Start of DATA SUPPLIED

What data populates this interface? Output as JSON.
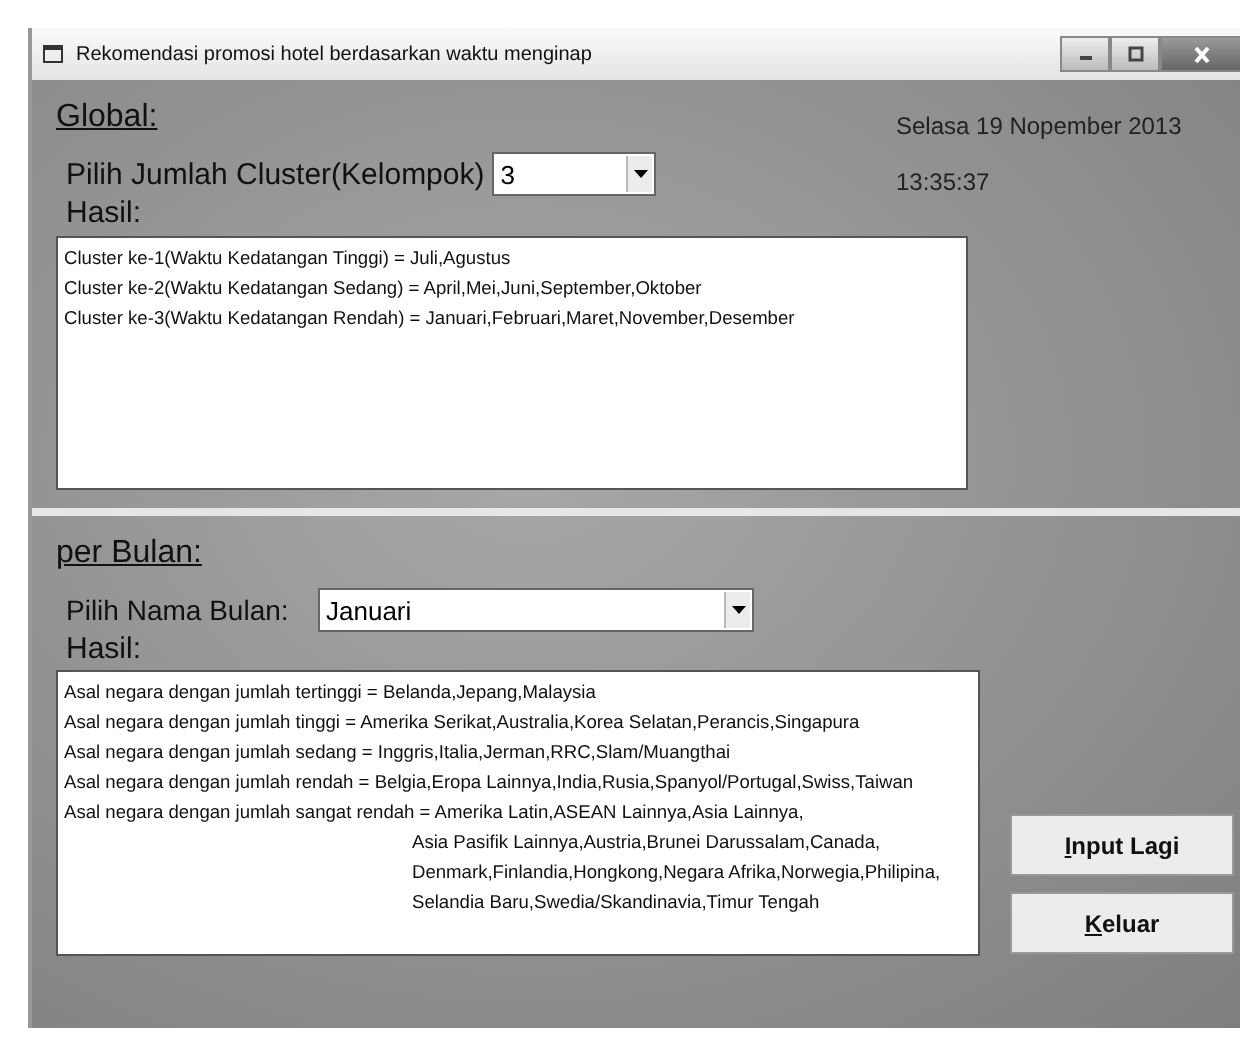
{
  "window": {
    "title": "Rekomendasi promosi hotel berdasarkan waktu menginap"
  },
  "global": {
    "heading": "Global:",
    "date": "Selasa 19 Nopember 2013",
    "time": "13:35:37",
    "cluster_label": "Pilih Jumlah Cluster(Kelompok)",
    "cluster_value": "3",
    "result_label": "Hasil:",
    "results": [
      {
        "kind": "entry",
        "text": "Cluster ke-1(Waktu Kedatangan Tinggi) = Juli,Agustus"
      },
      {
        "kind": "entry",
        "text": "Cluster ke-2(Waktu Kedatangan Sedang) = April,Mei,Juni,September,Oktober"
      },
      {
        "kind": "entry",
        "text": "Cluster ke-3(Waktu Kedatangan Rendah) = Januari,Februari,Maret,November,Desember"
      }
    ]
  },
  "per_bulan": {
    "heading": "per Bulan:",
    "month_label": "Pilih Nama Bulan:",
    "month_value": "Januari",
    "result_label": "Hasil:",
    "results": [
      {
        "kind": "entry",
        "text": "Asal negara dengan jumlah tertinggi = Belanda,Jepang,Malaysia"
      },
      {
        "kind": "entry",
        "text": "Asal negara dengan jumlah tinggi = Amerika Serikat,Australia,Korea Selatan,Perancis,Singapura"
      },
      {
        "kind": "entry",
        "text": "Asal negara dengan jumlah sedang = Inggris,Italia,Jerman,RRC,Slam/Muangthai"
      },
      {
        "kind": "entry",
        "text": "Asal negara dengan jumlah rendah = Belgia,Eropa Lainnya,India,Rusia,Spanyol/Portugal,Swiss,Taiwan"
      },
      {
        "kind": "entry",
        "text": "Asal negara dengan jumlah sangat rendah = Amerika Latin,ASEAN Lainnya,Asia Lainnya,"
      },
      {
        "kind": "continuation",
        "text": "Asia Pasifik Lainnya,Austria,Brunei Darussalam,Canada,"
      },
      {
        "kind": "continuation",
        "text": "Denmark,Finlandia,Hongkong,Negara Afrika,Norwegia,Philipina,"
      },
      {
        "kind": "continuation",
        "text": "Selandia Baru,Swedia/Skandinavia,Timur Tengah"
      }
    ]
  },
  "buttons": [
    "Input Lagi",
    "Keluar"
  ]
}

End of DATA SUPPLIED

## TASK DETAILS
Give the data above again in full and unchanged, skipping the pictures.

## TASK SOLUTION
What data populates this interface? Output as JSON.
{
  "window": {
    "title": "Rekomendasi promosi hotel berdasarkan waktu menginap"
  },
  "global": {
    "heading": "Global:",
    "date": "Selasa 19 Nopember 2013",
    "time": "13:35:37",
    "cluster_label": "Pilih Jumlah Cluster(Kelompok)",
    "cluster_value": "3",
    "result_label": "Hasil:",
    "results": [
      {
        "kind": "entry",
        "text": "Cluster ke-1(Waktu Kedatangan Tinggi) = Juli,Agustus"
      },
      {
        "kind": "entry",
        "text": "Cluster ke-2(Waktu Kedatangan Sedang) = April,Mei,Juni,September,Oktober"
      },
      {
        "kind": "entry",
        "text": "Cluster ke-3(Waktu Kedatangan Rendah) = Januari,Februari,Maret,November,Desember"
      }
    ]
  },
  "per_bulan": {
    "heading": "per Bulan:",
    "month_label": "Pilih Nama Bulan:",
    "month_value": "Januari",
    "result_label": "Hasil:",
    "results": [
      {
        "kind": "entry",
        "text": "Asal negara dengan jumlah tertinggi = Belanda,Jepang,Malaysia"
      },
      {
        "kind": "entry",
        "text": "Asal negara dengan jumlah tinggi = Amerika Serikat,Australia,Korea Selatan,Perancis,Singapura"
      },
      {
        "kind": "entry",
        "text": "Asal negara dengan jumlah sedang = Inggris,Italia,Jerman,RRC,Slam/Muangthai"
      },
      {
        "kind": "entry",
        "text": "Asal negara dengan jumlah rendah = Belgia,Eropa Lainnya,India,Rusia,Spanyol/Portugal,Swiss,Taiwan"
      },
      {
        "kind": "entry",
        "text": "Asal negara dengan jumlah sangat rendah = Amerika Latin,ASEAN Lainnya,Asia Lainnya,"
      },
      {
        "kind": "continuation",
        "text": "Asia Pasifik Lainnya,Austria,Brunei Darussalam,Canada,"
      },
      {
        "kind": "continuation",
        "text": "Denmark,Finlandia,Hongkong,Negara Afrika,Norwegia,Philipina,"
      },
      {
        "kind": "continuation",
        "text": "Selandia Baru,Swedia/Skandinavia,Timur Tengah"
      }
    ]
  },
  "buttons": [
    "Input Lagi",
    "Keluar"
  ]
}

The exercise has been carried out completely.